In my last post, I spoke about wanting transformation to take a more central role in development thinking and policy. My argument was that large swathes of developing countries remain pre-capitalist, and as such are fundamentally less dynamic than the (varied) capitalist structures that have been adopted by the developed world in its pursuit of economic development.
This is a point that is more commonly noted by historians than economists, but in an excellent article for Project SyndicateÂ Dani Rodrik points out that it isn’t entirely foreign to economists:
In fact, this â€śdualismâ€ť is one of the oldest and most fundamental concepts in economic development, first articulated in the 1950â€™s by the Dutch economist J.H. Boeke, who was inspired by his experiences in Indonesia. Boeke believed in a stark separation between the modern, capitalist style of economic organization that prevailed in the West and the pre-capitalist, traditional mode that predominated in what were then called â€śunderdeveloped areas.â€ť Although modern industrial practices had penetrated underdeveloped societies, he thought it unlikely that they could make substantial inroads and transform such societies wholesale.

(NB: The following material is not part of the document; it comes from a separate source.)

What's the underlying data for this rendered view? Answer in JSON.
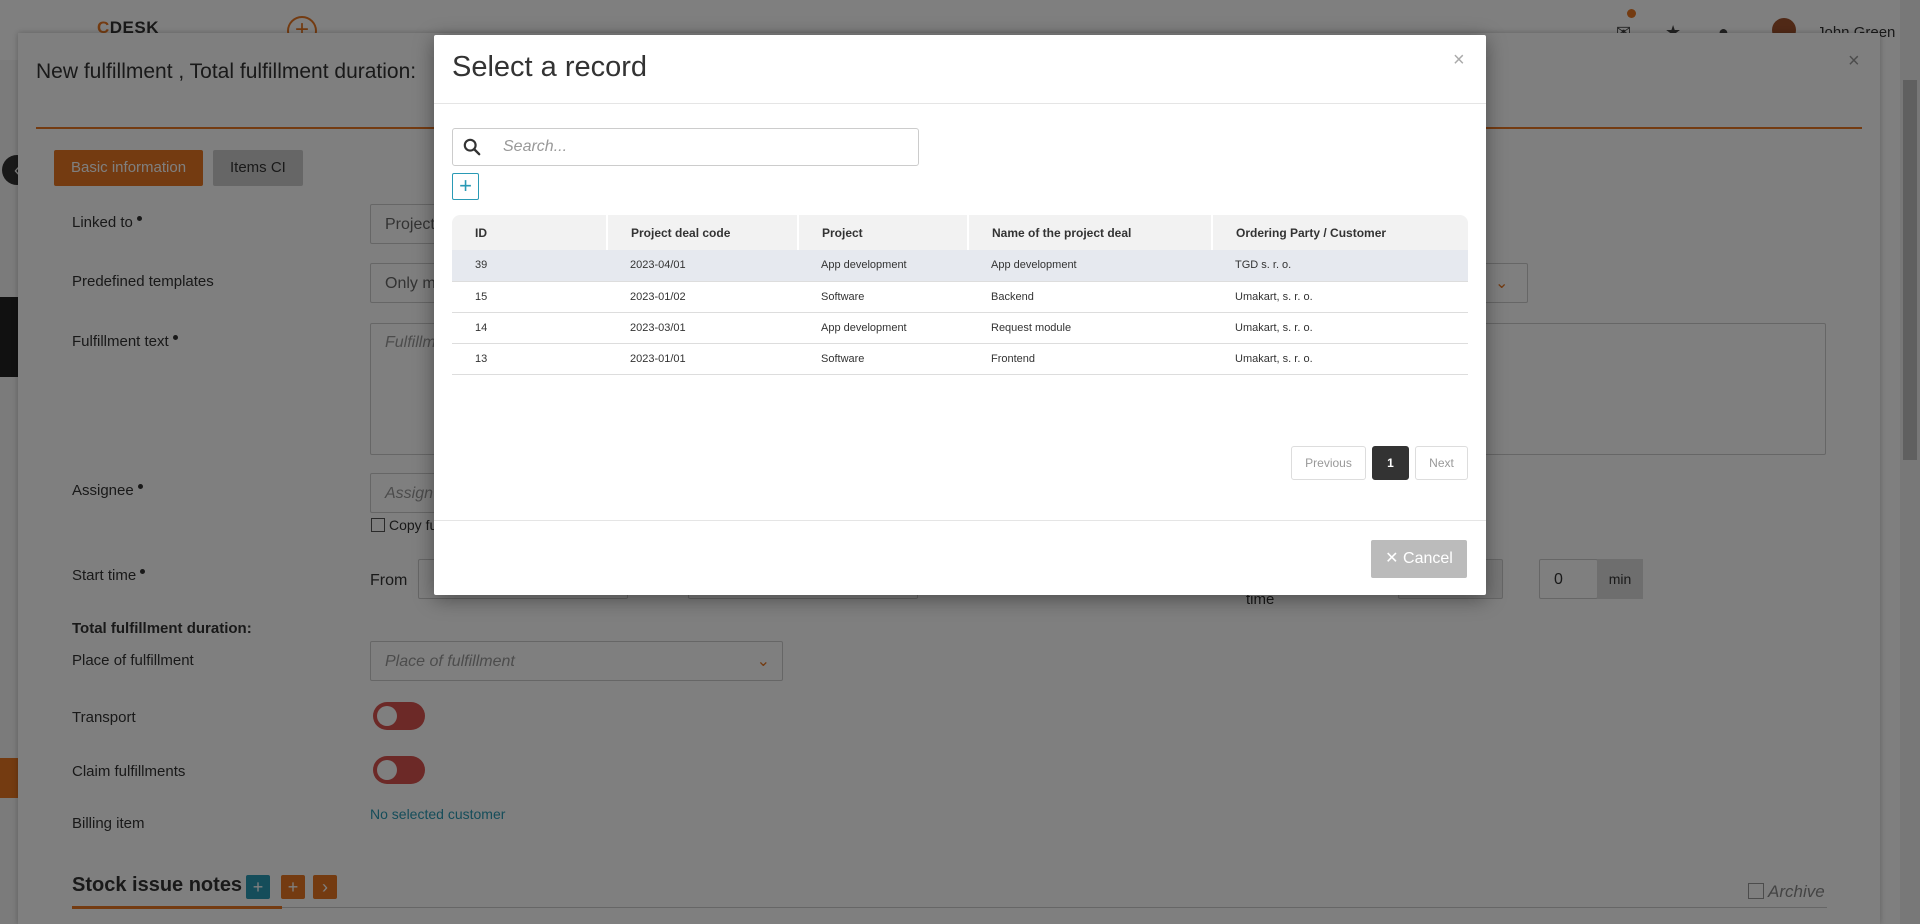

Rodrik goes in a different direction to how I would from here, though. Â He starts looking at the possibilities for productivity gains from movement from the less productive section of the economy to the more productive section. He has been preoccupied of late with trying to understand the apparent failure of African economies to pursue this Lewisian path of economic development, pointing out that Asian economies have found great success by shifting workers from low to high-productivity sectors.
His explanation is, in part, that many of the high productivity areas in many African economies are technology-intensive, rather than labour-intensive; as such, growth in these sectors may generate wealth, but will not contribute directly to the economic position of many workers. It’s a very good and interesting point. It also goes some way to explaining why some African countries are growing fast without correspondingly reducing poverty. Coincidentally, I was in a meeting with an IMF official here who made precisely this point: Tanzania has experienced very impressive economic growth in the last ten years, but this has barely put a dent in poverty rates.
While Rodrik’s arguments and explanations are all very sound (particularly his statement that natural resource-rich countries can be victims of specialisation in an industry with limited absorptive capacity), I feel that there’s a big chunk of analysis that’s missing, one that looks at why the unproductive sectors of the economy stay that way. In other words, where Boeke suggest modern economic structures cannot fully penetrate developing economies, I believe they can and must and we need to explore how.
In the developed world, there was a lot of movement of labour towards highly productive industry during various industrial revolutions. But one of the important characteristics of the other main sector, agriculture, was that this became heavily capitalist as well, and was able to increase production and let labour go relatively quickly. One large reason for this was a change in ownership patterns of land, stimulating large-scale agricultural production – something that remains elusive in most of Africa, and which neither donors nor Government want to touch, as it’s a political landmine. In the developed world, this process was completed through land-grabs (such as the enclosures movement) and a reimagining of property rights based on improvement and ‘tomahawk’ claims (as in the US) – both of which prompted bitter struggle. I’m not saying either of these things are to be sought in the developing world, but that we need to address the question head-on and establish how it can occur without the strife that has historically accompanied it.
Ultimately looking at productivity gains can tell us a lot, as Rodrik shows, but understanding why dynamism emerges or doesn’t emerge in different sectors is just as important.